§ **AIM OF THE TASK**: Copy out all of the entries exactly as they appear.

§ **RECORDS FOR THIS EXERCISE**:
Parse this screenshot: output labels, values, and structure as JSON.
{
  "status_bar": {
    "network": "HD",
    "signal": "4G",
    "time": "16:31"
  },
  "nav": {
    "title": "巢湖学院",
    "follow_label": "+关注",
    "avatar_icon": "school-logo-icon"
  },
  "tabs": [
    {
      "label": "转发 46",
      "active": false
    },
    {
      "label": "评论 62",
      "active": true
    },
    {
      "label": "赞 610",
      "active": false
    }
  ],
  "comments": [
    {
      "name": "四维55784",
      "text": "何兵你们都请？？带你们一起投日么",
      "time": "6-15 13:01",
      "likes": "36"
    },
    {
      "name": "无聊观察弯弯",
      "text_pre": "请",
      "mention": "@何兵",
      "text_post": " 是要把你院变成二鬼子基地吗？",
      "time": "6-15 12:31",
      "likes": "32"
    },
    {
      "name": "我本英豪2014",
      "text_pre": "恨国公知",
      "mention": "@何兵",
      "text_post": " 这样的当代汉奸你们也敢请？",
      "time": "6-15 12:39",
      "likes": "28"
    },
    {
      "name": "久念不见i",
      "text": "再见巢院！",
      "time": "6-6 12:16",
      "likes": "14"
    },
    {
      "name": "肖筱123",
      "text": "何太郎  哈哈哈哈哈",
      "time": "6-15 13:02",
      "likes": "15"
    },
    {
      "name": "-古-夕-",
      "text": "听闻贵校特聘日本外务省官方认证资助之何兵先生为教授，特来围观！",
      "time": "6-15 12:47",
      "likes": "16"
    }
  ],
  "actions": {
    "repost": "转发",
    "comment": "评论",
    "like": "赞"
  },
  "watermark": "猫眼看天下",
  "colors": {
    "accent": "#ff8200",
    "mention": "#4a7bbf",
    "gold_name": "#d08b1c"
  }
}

§ **OUTPUT**:
Parse this screenshot: output labels, values, and structure as JSON.
{
  "status_bar": {
    "network": "HD",
    "signal": "4G",
    "time": "16:31"
  },
  "nav": {
    "title": "巢湖学院",
    "follow_label": "+关注",
    "avatar_icon": "school-logo-icon"
  },
  "tabs": [
    {
      "label": "转发 46",
      "active": false
    },
    {
      "label": "评论 62",
      "active": true
    },
    {
      "label": "赞 610",
      "active": false
    }
  ],
  "comments": [
    {
      "name": "四维55784",
      "text": "何兵你们都请？？带你们一起投日么",
      "time": "6-15 13:01",
      "likes": "36"
    },
    {
      "name": "无聊观察弯弯",
      "text_pre": "请",
      "mention": "@何兵",
      "text_post": " 是要把你院变成二鬼子基地吗？",
      "time": "6-15 12:31",
      "likes": "32"
    },
    {
      "name": "我本英豪2014",
      "text_pre": "恨国公知",
      "mention": "@何兵",
      "text_post": " 这样的当代汉奸你们也敢请？",
      "time": "6-15 12:39",
      "likes": "28"
    },
    {
      "name": "久念不见i",
      "text": "再见巢院！",
      "time": "6-6 12:16",
      "likes": "14"
    },
    {
      "name": "肖筱123",
      "text": "何太郎  哈哈哈哈哈",
      "time": "6-15 13:02",
      "likes": "15"
    },
    {
      "name": "-古-夕-",
      "text": "听闻贵校特聘日本外务省官方认证资助之何兵先生为教授，特来围观！",
      "time": "6-15 12:47",
      "likes": "16"
    }
  ],
  "actions": {
    "repost": "转发",
    "comment": "评论",
    "like": "赞"
  },
  "watermark": "猫眼看天下",
  "colors": {
    "accent": "#ff8200",
    "mention": "#4a7bbf",
    "gold_name": "#d08b1c"
  }
}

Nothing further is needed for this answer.